**** Material for this task ****
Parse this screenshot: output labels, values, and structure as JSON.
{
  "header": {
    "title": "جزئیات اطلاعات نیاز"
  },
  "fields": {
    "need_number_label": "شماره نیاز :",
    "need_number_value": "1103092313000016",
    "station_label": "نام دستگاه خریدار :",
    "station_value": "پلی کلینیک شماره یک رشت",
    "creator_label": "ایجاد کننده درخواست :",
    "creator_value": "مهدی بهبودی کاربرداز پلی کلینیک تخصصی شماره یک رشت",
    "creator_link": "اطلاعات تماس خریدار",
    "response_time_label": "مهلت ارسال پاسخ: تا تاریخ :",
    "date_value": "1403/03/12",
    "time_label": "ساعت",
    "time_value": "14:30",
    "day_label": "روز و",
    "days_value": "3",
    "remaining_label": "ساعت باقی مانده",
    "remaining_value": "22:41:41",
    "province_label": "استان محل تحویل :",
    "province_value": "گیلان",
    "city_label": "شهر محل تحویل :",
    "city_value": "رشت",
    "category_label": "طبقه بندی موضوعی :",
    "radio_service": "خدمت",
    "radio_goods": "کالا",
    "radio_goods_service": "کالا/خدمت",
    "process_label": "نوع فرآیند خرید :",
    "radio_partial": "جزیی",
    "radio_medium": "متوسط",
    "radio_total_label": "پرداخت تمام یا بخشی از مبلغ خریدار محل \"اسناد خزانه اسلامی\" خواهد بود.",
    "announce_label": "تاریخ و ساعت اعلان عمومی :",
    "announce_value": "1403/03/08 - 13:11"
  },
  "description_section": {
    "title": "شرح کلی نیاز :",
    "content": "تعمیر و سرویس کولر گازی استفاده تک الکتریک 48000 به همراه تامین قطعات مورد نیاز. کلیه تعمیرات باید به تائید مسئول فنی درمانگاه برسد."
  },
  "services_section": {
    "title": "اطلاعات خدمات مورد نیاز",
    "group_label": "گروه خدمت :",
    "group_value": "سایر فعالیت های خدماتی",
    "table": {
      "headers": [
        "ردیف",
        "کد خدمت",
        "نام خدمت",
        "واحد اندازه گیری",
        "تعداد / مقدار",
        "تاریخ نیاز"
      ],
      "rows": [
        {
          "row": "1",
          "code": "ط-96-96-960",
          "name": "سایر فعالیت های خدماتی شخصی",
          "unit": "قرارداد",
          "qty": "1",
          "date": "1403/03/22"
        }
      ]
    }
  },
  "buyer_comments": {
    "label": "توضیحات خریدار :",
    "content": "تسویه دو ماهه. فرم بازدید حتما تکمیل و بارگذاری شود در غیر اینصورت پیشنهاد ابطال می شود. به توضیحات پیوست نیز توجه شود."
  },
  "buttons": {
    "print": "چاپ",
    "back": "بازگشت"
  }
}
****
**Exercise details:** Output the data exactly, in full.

**Solved exercise:**
Parse this screenshot: output labels, values, and structure as JSON.
{
  "header": {
    "title": "جزئیات اطلاعات نیاز"
  },
  "fields": {
    "need_number_label": "شماره نیاز :",
    "need_number_value": "1103092313000016",
    "station_label": "نام دستگاه خریدار :",
    "station_value": "پلی کلینیک شماره یک رشت",
    "creator_label": "ایجاد کننده درخواست :",
    "creator_value": "مهدی بهبودی کاربرداز پلی کلینیک تخصصی شماره یک رشت",
    "creator_link": "اطلاعات تماس خریدار",
    "response_time_label": "مهلت ارسال پاسخ: تا تاریخ :",
    "date_value": "1403/03/12",
    "time_label": "ساعت",
    "time_value": "14:30",
    "day_label": "روز و",
    "days_value": "3",
    "remaining_label": "ساعت باقی مانده",
    "remaining_value": "22:41:41",
    "province_label": "استان محل تحویل :",
    "province_value": "گیلان",
    "city_label": "شهر محل تحویل :",
    "city_value": "رشت",
    "category_label": "طبقه بندی موضوعی :",
    "radio_service": "خدمت",
    "radio_goods": "کالا",
    "radio_goods_service": "کالا/خدمت",
    "process_label": "نوع فرآیند خرید :",
    "radio_partial": "جزیی",
    "radio_medium": "متوسط",
    "radio_total_label": "پرداخت تمام یا بخشی از مبلغ خریدار محل \"اسناد خزانه اسلامی\" خواهد بود.",
    "announce_label": "تاریخ و ساعت اعلان عمومی :",
    "announce_value": "1403/03/08 - 13:11"
  },
  "description_section": {
    "title": "شرح کلی نیاز :",
    "content": "تعمیر و سرویس کولر گازی استفاده تک الکتریک 48000 به همراه تامین قطعات مورد نیاز. کلیه تعمیرات باید به تائید مسئول فنی درمانگاه برسد."
  },
  "services_section": {
    "title": "اطلاعات خدمات مورد نیاز",
    "group_label": "گروه خدمت :",
    "group_value": "سایر فعالیت های خدماتی",
    "table": {
      "headers": [
        "ردیف",
        "کد خدمت",
        "نام خدمت",
        "واحد اندازه گیری",
        "تعداد / مقدار",
        "تاریخ نیاز"
      ],
      "rows": [
        {
          "row": "1",
          "code": "ط-96-96-960",
          "name": "سایر فعالیت های خدماتی شخصی",
          "unit": "قرارداد",
          "qty": "1",
          "date": "1403/03/22"
        }
      ]
    }
  },
  "buyer_comments": {
    "label": "توضیحات خریدار :",
    "content": "تسویه دو ماهه. فرم بازدید حتما تکمیل و بارگذاری شود در غیر اینصورت پیشنهاد ابطال می شود. به توضیحات پیوست نیز توجه شود."
  },
  "buttons": {
    "print": "چاپ",
    "back": "بازگشت"
  }
}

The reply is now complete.